→ **YOUR OBJECTIVE**
Records follow. Select each line holding "Copy".

→ **AVAILABLE DATA**
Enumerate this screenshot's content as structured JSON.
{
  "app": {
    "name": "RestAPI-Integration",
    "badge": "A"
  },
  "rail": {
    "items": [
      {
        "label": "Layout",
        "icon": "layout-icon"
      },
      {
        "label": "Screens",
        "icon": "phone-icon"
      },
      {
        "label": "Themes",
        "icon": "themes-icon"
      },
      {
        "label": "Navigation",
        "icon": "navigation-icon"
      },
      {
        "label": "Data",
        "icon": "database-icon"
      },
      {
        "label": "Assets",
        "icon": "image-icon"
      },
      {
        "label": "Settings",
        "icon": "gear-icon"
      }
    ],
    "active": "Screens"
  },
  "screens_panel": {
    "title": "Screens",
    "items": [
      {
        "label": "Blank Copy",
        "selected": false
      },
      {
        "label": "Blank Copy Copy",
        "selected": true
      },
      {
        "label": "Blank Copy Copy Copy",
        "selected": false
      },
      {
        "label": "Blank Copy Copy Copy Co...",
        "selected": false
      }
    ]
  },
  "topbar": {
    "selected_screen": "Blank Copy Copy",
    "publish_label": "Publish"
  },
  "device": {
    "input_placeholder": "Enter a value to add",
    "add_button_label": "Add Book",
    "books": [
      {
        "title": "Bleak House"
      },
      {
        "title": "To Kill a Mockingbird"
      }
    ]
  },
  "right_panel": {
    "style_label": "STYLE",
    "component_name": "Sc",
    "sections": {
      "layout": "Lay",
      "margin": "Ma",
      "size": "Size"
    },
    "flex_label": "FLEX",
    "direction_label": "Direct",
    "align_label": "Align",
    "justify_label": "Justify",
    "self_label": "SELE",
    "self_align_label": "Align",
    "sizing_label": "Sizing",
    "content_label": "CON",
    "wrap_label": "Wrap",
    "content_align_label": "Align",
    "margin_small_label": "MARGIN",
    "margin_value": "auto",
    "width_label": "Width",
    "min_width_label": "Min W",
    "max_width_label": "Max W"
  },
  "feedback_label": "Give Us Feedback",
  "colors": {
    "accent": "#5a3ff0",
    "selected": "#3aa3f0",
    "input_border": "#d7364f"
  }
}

→ **RESPONSE AREA**
        "label": "Blank Copy",
        "label": "Blank Copy Copy",
        "label": "Blank Copy Copy Copy",
        "label": "Blank Copy Copy Copy Co...",
    "selected_screen": "Blank Copy Copy",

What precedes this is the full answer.